Data to examine:
★ ★ ★ ★

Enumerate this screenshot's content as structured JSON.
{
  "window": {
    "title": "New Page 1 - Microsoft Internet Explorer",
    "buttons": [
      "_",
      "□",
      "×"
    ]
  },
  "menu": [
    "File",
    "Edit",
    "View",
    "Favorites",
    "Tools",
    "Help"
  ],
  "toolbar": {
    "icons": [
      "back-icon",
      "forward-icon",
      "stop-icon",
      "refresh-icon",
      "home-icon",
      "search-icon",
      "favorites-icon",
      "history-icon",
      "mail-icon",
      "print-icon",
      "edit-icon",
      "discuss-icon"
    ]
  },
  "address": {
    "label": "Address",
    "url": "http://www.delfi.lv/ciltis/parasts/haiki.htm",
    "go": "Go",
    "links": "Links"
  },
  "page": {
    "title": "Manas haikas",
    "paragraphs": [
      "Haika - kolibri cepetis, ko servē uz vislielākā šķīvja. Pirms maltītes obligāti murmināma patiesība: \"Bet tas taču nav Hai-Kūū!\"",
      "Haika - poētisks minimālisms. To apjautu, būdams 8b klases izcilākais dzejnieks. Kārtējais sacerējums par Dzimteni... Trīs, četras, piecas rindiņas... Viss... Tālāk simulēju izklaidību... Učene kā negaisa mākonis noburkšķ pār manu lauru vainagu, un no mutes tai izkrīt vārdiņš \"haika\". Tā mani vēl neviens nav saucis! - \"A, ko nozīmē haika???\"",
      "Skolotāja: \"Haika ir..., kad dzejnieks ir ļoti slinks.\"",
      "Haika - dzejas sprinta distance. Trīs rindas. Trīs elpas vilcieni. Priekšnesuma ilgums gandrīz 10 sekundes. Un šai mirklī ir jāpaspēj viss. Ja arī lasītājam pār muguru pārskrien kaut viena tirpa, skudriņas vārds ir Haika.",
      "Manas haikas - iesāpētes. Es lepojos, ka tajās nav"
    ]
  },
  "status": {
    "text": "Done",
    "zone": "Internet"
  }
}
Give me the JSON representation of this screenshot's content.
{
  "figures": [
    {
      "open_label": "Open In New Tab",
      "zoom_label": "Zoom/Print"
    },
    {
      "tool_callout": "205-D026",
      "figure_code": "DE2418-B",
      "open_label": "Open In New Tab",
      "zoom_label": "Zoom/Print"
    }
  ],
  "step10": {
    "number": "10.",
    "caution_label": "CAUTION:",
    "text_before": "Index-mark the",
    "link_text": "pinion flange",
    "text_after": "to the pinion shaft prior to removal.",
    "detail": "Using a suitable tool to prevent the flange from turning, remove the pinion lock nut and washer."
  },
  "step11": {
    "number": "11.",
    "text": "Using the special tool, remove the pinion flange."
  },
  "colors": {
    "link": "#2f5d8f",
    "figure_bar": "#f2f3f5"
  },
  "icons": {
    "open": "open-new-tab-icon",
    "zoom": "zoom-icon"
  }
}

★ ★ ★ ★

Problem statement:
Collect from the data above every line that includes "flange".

Task output:
    "link_text": "pinion flange",
    "detail": "Using a suitable tool to prevent the flange from turning, remove the pinion lock nut and washer."
    "text": "Using the special tool, remove the pinion flange."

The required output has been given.